This was to be expected from a political system that was unaccustomed to peaceful transfers of power, a milestone that Georgia reached only fifteen months ago.

While these major landmarks were recognized and validated by our international allies, what made political contest distasteful and fundamentally un-European was the interpersonal character of these political encounters.

Given a political tradition where political competition gravitates around personalities, where parties do not survive electoral defeat, where the most fearsome debates concern personal legacies rather than value agendas, politics often becomes too personal to be substantive.

In March 2013, a 14 points Parliamentary Resolution committed the uneasily cohabiting parties, that is, the United National Movement and the Coalition of Georgian Dream to a sustained pro-Western trajectory.

And in this scheme, the fundamental choice of committing to an Association Agreement in the Eastern Partnership Summit in Vilnius in November 2013 was expectable.

In Georgia, there is a per mare, per terra consensus over the fact that we must remain an islet of Europeanization in the South Caucasus. First, many in Georgia would agree that being in Europe is not an anti-Russian statement: competitiveness, rule of law, respect for cultural diversity, solid multilateralism, consensus driven policy, a reliable social safety net, a social partnership culture, respectable institutions, and a commitment to human rights.

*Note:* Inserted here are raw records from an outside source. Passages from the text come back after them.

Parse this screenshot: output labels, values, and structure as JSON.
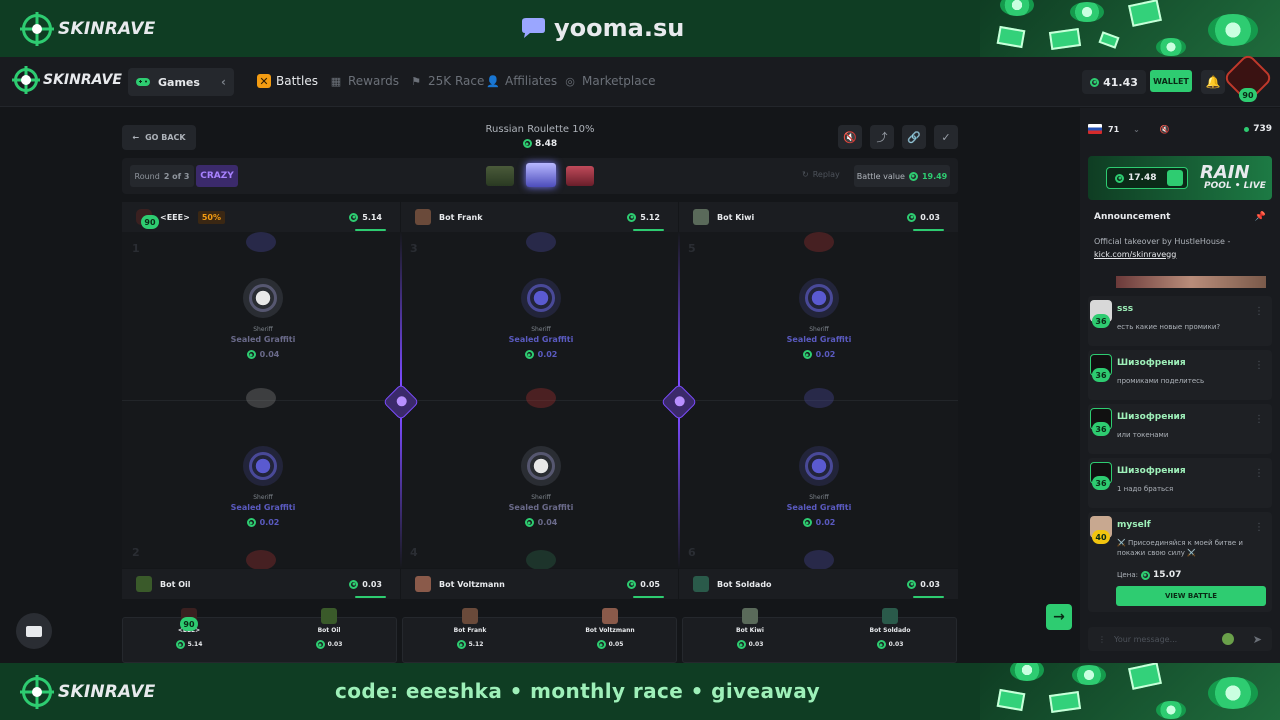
{
  "promo": {
    "brand": "SKINRAVE",
    "site": "yooma.su",
    "code_line": "code: eeeshka  •  monthly race  •  giveaway"
  },
  "nav": {
    "brand": "SKINRAVE",
    "games": "Games",
    "items": [
      "Battles",
      "Rewards",
      "25K Race",
      "Affiliates",
      "Marketplace"
    ],
    "balance": "41.43",
    "wallet": "WALLET",
    "user_level": "90"
  },
  "battle": {
    "go_back": "GO BACK",
    "mode": "Russian Roulette 10%",
    "price": "8.48",
    "round_label": "Round",
    "round_value": "2 of 3",
    "crazy": "CRAZY",
    "replay": "Replay",
    "battle_value_label": "Battle value",
    "battle_value": "19.49",
    "top_players": [
      {
        "name": "<EEE>",
        "pct": "50%",
        "value": "5.14",
        "level": "90"
      },
      {
        "name": "Bot Frank",
        "value": "5.12"
      },
      {
        "name": "Bot Kiwi",
        "value": "0.03"
      }
    ],
    "bottom_players": [
      {
        "name": "Bot Oil",
        "value": "0.03"
      },
      {
        "name": "Bot Voltzmann",
        "value": "0.05"
      },
      {
        "name": "Bot Soldado",
        "value": "0.03"
      }
    ],
    "slots": [
      {
        "num": "1",
        "kind": "Sheriff",
        "name": "Sealed Graffiti",
        "value": "0.04"
      },
      {
        "num": "3",
        "kind": "Sheriff",
        "name": "Sealed Graffiti",
        "value": "0.02"
      },
      {
        "num": "5",
        "kind": "Sheriff",
        "name": "Sealed Graffiti",
        "value": "0.02"
      },
      {
        "num": "2",
        "kind": "Sheriff",
        "name": "Sealed Graffiti",
        "value": "0.02"
      },
      {
        "num": "4",
        "kind": "Sheriff",
        "name": "Sealed Graffiti",
        "value": "0.04"
      },
      {
        "num": "6",
        "kind": "Sheriff",
        "name": "Sealed Graffiti",
        "value": "0.02"
      }
    ],
    "summary": [
      {
        "name": "<EEE>",
        "value": "5.14",
        "level": "90"
      },
      {
        "name": "Bot Oil",
        "value": "0.03"
      },
      {
        "name": "Bot Frank",
        "value": "5.12"
      },
      {
        "name": "Bot Voltzmann",
        "value": "0.05"
      },
      {
        "name": "Bot Kiwi",
        "value": "0.03"
      },
      {
        "name": "Bot Soldado",
        "value": "0.03"
      }
    ],
    "next": "→"
  },
  "sidebar": {
    "language_count": "71",
    "online": "739",
    "rain_amount": "17.48",
    "rain_title": "RAIN",
    "rain_sub": "POOL • LIVE",
    "announcement_title": "Announcement",
    "announcement_text": "Official takeover by HustleHouse -",
    "announcement_link": "kick.com/skinravegg",
    "messages": [
      {
        "user": "sss",
        "level": "36",
        "text": "есть какие новые промики?"
      },
      {
        "user": "Шизофрения",
        "level": "36",
        "text": "промиками поделитесь"
      },
      {
        "user": "Шизофрения",
        "level": "36",
        "text": "или токенами"
      },
      {
        "user": "Шизофрения",
        "level": "36",
        "text": "1 надо браться"
      }
    ],
    "battle_msg": {
      "user": "myself",
      "level": "40",
      "text": "⚔️ Присоединяйся к моей битве и покажи свою силу ⚔️",
      "price_label": "Цена:",
      "price": "15.07",
      "button": "VIEW BATTLE"
    },
    "input_placeholder": "Your message..."
  },
  "colors": {
    "accent": "#2ecc71",
    "purple": "#7b4bff",
    "orange": "#f39c12"
  }
}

This makes sense for us, in terms of what we want to be.

The point of what we don’t want to be comes by defect, not in principle.